My Experiences Overcoming Vulnerability: When I was 13, my swim club got a new coach. He was in the Naval community knew I wanted to go into, even as young as I was. When I told him I wanted to join his community, he asked, “Are you sure this is what you want? Because if it is, I’ll make sure you’re ready”. Coming early to lead team stretching, putting out at every practice, and staying late to make sure the pool deck was clean became the expectation; great performance was now average. Anything less earned me remediation, even when my performance still exceeded any one else’s on the team. It’s a humbling experience being chewed out in front of your friends, especially when you’re one of the few people it happens to on a regular basis and when you’re supposed to be leading them as a team captain. Was it unfair? Absolutely not, I had a higher goal, and when I failed to meet the standards that would allow me to accomplish my goal, I was given a reality check.

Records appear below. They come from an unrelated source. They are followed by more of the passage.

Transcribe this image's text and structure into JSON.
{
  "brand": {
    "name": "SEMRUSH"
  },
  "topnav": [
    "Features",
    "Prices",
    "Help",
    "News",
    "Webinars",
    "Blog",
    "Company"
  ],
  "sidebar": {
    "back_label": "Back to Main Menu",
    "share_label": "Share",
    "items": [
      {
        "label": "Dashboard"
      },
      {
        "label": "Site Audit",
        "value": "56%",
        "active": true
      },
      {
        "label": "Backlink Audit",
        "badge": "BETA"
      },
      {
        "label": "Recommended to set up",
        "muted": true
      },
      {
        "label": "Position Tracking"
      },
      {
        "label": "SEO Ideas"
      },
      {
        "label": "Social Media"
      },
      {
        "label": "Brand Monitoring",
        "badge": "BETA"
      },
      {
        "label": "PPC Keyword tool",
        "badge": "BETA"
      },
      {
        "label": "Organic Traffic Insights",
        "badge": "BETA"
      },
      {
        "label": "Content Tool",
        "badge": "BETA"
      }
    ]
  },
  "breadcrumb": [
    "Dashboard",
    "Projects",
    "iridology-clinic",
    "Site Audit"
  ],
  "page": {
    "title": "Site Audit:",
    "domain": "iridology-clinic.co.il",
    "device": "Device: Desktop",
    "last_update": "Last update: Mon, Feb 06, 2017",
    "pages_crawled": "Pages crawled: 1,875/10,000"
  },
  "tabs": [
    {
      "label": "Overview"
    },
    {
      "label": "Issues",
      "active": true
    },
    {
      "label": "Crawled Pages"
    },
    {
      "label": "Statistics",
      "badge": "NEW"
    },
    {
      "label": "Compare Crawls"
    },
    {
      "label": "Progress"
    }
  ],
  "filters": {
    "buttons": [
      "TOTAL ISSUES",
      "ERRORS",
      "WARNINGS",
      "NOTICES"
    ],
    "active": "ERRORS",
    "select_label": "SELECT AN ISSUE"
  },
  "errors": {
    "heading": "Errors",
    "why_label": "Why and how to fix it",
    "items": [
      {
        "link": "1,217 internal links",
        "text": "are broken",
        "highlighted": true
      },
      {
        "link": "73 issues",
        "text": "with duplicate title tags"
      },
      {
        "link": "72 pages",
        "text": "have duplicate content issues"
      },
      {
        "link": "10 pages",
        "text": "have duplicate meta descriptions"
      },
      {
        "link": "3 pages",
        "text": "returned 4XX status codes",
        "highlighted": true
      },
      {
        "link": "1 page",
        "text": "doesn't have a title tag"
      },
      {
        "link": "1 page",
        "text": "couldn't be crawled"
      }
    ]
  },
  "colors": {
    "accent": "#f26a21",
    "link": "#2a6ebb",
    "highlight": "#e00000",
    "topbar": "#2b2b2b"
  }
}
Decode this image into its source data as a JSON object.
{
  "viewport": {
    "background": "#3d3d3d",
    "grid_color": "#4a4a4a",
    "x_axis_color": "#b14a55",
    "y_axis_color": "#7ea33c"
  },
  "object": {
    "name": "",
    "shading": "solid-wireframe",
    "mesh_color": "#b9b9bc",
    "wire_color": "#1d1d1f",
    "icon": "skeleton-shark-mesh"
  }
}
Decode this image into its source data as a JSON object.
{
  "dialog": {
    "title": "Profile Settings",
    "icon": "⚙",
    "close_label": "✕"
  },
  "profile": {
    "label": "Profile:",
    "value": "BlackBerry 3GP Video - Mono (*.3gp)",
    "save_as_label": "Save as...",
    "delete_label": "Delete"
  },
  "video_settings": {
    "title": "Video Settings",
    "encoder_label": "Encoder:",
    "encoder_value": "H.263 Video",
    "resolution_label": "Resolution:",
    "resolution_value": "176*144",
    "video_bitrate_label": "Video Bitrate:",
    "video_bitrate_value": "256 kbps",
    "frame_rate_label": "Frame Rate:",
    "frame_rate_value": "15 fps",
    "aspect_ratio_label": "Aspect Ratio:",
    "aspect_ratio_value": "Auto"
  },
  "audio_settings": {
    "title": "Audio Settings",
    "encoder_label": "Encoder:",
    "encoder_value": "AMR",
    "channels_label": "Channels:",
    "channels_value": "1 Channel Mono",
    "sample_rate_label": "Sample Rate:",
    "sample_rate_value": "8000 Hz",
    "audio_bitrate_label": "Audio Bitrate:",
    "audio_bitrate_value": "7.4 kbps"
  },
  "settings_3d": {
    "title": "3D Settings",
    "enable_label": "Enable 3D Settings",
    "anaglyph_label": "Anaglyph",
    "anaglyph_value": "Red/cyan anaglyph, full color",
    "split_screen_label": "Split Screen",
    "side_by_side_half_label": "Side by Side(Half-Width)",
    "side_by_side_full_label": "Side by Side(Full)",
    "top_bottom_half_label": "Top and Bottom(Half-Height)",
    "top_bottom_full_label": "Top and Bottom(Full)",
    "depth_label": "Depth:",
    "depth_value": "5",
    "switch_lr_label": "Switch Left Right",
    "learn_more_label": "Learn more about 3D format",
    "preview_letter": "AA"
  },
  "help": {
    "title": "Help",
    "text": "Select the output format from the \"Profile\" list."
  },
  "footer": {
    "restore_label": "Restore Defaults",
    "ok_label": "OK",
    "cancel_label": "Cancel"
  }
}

Failure: I had some rough days while swimming for that coach, but he is by far the most influential person in my life, and I still use him as resource in preparation for my career in the Navy. He showed me “failure” on a regular basis, and how to learn from it to come back stronger so that it never became true failure. All “failures” are just setbacks, and if you’re truly dedicated to your goal, you’ll find a way to accomplish it. As said by Tim Grover in his book Relentless, “Failure is what happens when you decide you failed. Until then, you’re still always looking for ways to get to where you want to be”.
The Setbacks: Right now I’ve got a stress fracture (I haven’t been able to run or do weighted hikes for the past 3 months with 2 months of recovery to go), and I’ve also been assigned to plan a drill meet (this will require about 250 hours of work). All of this right before I take a physical screener to see if I’ll get the opportunity to be part of the community in the Navy I want to join. My career and everything I’ve worked for since I was 13 is dependent on a fitness test that I’m not able to optimally train for. While I didn’t choose to get a stress fracture or plan the drill, I still need to accept responsibility for my circumstances and continue to do what it takes to succeed.
Being a Cleaner and Extreme Ownership: Tim Grover is the founder of Attack Athletics and author of Relentless. In his book, Grover differentiates between Coolers, Closers, and Cleaners and defines what it means to be a Cleaner. A Cleaner is someone who reacts with instinct, craves high-pressure situations, and seeks continual improvement. A Cleaner also accepts responsibility for everything in his or her world and lives by “Extreme Ownership”. I had these mindset instilled in me from an early age and continually reinforced throughout my life, I put in the work and because I put in the work, I trust myself to perform even when it seems like things are falling apart. Living with vulnerability isn’t about accepting the fear of failure; it’s about taking ownership over your current life situation and being committed enough to your goals and wants so that nothing stands in your way.